“Canada is not a country that follows the rule of law. Canada makes and breaks laws to suit its own economic and political interests, which run counter to those of Indigenous peoples. It is time to be honest about it, and call out Canada as an outlaw, and take action to support the Wet’suwet’en Nation, who have occupied their lands since time immemorial.” – Prof Pam Palmater
While Prime Minister Justin Trudeau makes flowery public speeches about respecting the rights of Indigenous peoples and reassures the international community that there is no relationship more important that the one with Indigenous peoples, Canada invaded sovereign Wet’suwet’en Nation territory. When questioned about this aggressive move at a Liberal fundraiser in Kamloops, British Columbia, he responded: “No, obviously, it’s not an ideal situation… But at the same time, we’re also a country of the rule of law.”
Canada’s invasion of Wet’suwet’en territory through its national police force, the Royal Canadian Mounted Police (RCMP), is an example of the blatant violation of the rule of law in favour of corporate interests. Canada has consistently failed to follow the rule of law when it comes to Indigenous peoples, and the violent arrests of the Wet’suwet’en people at the Gidimt’en checkpoint, set up in support of the Unist’ot’en homestead, is a glaring example of Canada’s lawlessness.

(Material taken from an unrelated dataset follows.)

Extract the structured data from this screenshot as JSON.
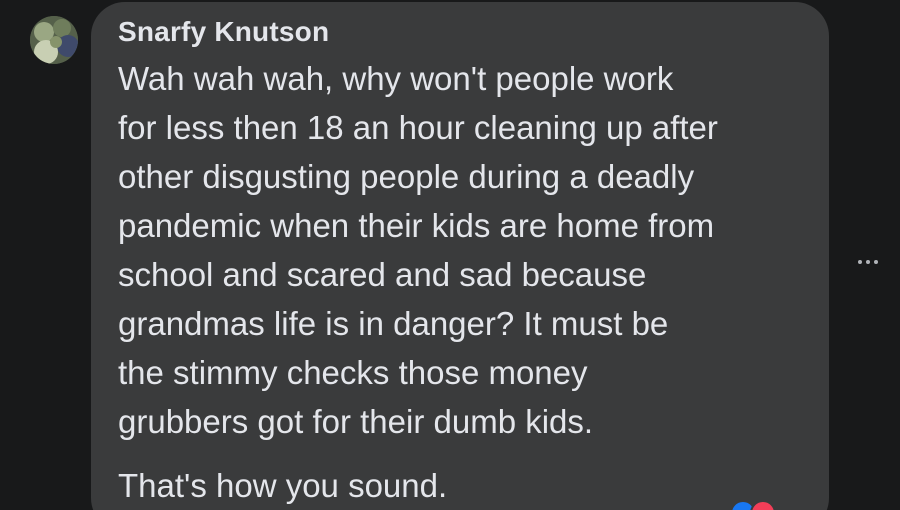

The people of Wet’suwet’en Nation, as represented by their traditional government, have long asserted their sovereign jurisdiction over their Nation’s lands which span about 22,000 square kilometres in northwest British Columbia. These lands have never been ceded, nor have their rights to use, manage, protect or govern these lands been extinguished in any way. The Nation has never signed any treaty or constitutional agreement that has specifically surrendered their sovereignty as a Nation. While there have been many federal and provincial laws that have interfered with First Nation laws in general, there has never been an explicit extinguishment of Wet’suwet’en laws and jurisdiction over their Nation’s sovereign territory. Their land rights are not only recognized in Canada’s Constitution Act, 1982, but they are also protected in numerous international treaties and declarations, like the United Nations Declaration on the Rights of Indigenous Peoples (UNDRIP). In other words, there was no legal basis for Canada to invade their territory. MORE